They see it as appealing to the increasing number of “empty nesters” who want to stay at home rather than downsize to a single storey house or retirement village, but who might be struggling with the stairs.

John McSweeney, sales and marketing director for the business, which is based in Knutsford in Cheshire, said: “Most people see home lifts as a prohibitively expensive luxury. Traditionally, home lifts have been bulky, requiring a lift shaft and, therefore, are impractical and unaffordable for most. At the other end of the spectrum are wheelchair platform lifts and stair lifts. However, many people do not want this type of product in their homes.

“Ultimately, the Lifestyle lift offers a simple and relatively inexpensive alternative ... for those who are starting to struggle with the stairs, yet don’t want to move house.”

The lift works without needing to build a shaft or floor pit. Installation includes cutting a hexagonal hole in the ceiling for it to pass through and the lift’s roof is then covered with the original floor so that when it is downstairs it does not intrude upstairs.

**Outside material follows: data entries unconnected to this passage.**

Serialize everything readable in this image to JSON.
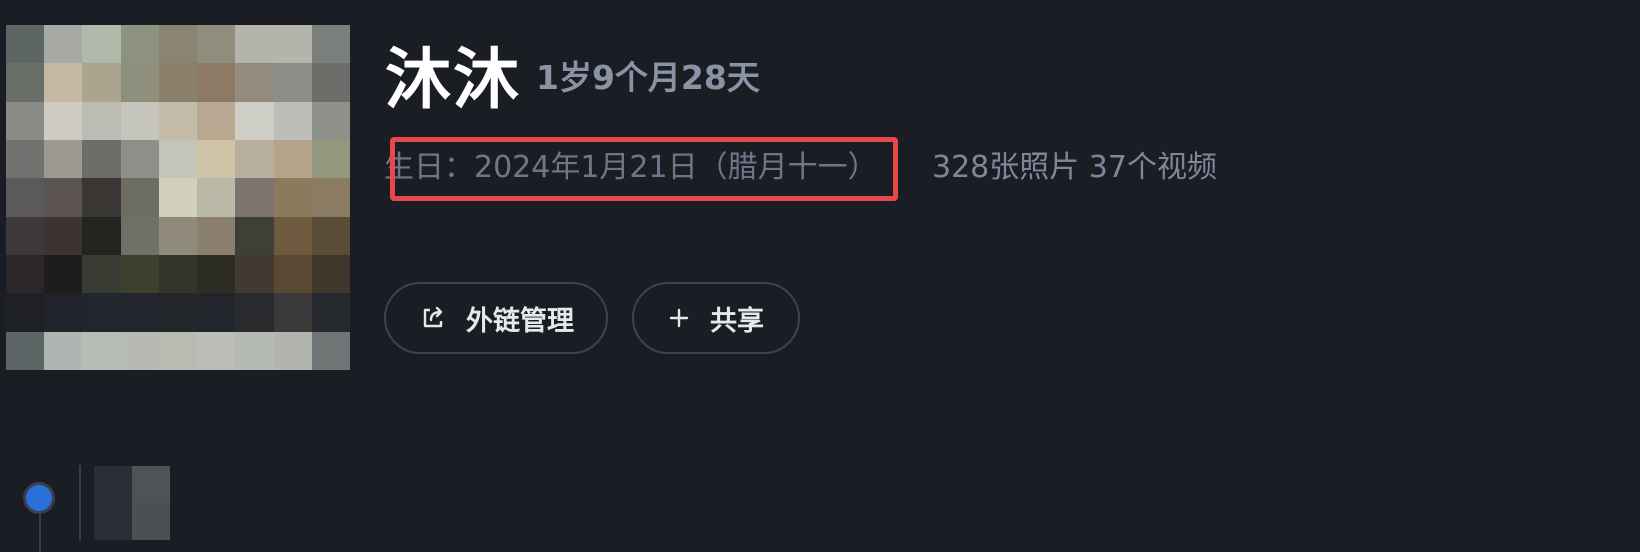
{
  "profile": {
    "name": "沐沐",
    "age": "1岁9个月28天",
    "birthday": "生日：2024年1月21日（腊月十一）",
    "counts": "328张照片 37个视频"
  },
  "actions": {
    "external_link_label": "外链管理",
    "share_label": "共享"
  },
  "icons": {
    "external_link": "external-link-icon",
    "share": "plus-icon"
  },
  "colors": {
    "background": "#1b1d24",
    "highlight": "#e8474c",
    "timeline_dot": "#2b6fd9"
  }
}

Around 200 have already been sold in the UK. The pod exterior is available in black or white and inside it features a fold-up seat, a hand rail and dimmable ceiling downlights. It is controlled via a wall console or a remote control and has touch sensitive edges so it stops if it hits a piece of furniture that has accidentally been left in its way, rather than crush it.

Daily Mail